*MATERIAL FOR THIS TASK*:
━━━━━━
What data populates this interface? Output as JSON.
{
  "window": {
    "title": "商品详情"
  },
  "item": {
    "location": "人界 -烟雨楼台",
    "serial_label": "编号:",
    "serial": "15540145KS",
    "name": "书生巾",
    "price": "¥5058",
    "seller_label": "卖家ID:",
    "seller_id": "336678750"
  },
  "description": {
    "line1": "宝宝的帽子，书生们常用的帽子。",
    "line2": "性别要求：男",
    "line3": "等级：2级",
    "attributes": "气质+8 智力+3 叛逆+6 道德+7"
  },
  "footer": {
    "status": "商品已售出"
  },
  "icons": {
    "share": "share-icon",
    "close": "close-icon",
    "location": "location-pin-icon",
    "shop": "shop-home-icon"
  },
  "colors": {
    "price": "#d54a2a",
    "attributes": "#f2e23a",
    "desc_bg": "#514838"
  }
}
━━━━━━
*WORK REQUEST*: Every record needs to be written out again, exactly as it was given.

*ANSWER SPACE*:
What data populates this interface? Output as JSON.
{
  "window": {
    "title": "商品详情"
  },
  "item": {
    "location": "人界 -烟雨楼台",
    "serial_label": "编号:",
    "serial": "15540145KS",
    "name": "书生巾",
    "price": "¥5058",
    "seller_label": "卖家ID:",
    "seller_id": "336678750"
  },
  "description": {
    "line1": "宝宝的帽子，书生们常用的帽子。",
    "line2": "性别要求：男",
    "line3": "等级：2级",
    "attributes": "气质+8 智力+3 叛逆+6 道德+7"
  },
  "footer": {
    "status": "商品已售出"
  },
  "icons": {
    "share": "share-icon",
    "close": "close-icon",
    "location": "location-pin-icon",
    "shop": "shop-home-icon"
  },
  "colors": {
    "price": "#d54a2a",
    "attributes": "#f2e23a",
    "desc_bg": "#514838"
  }
}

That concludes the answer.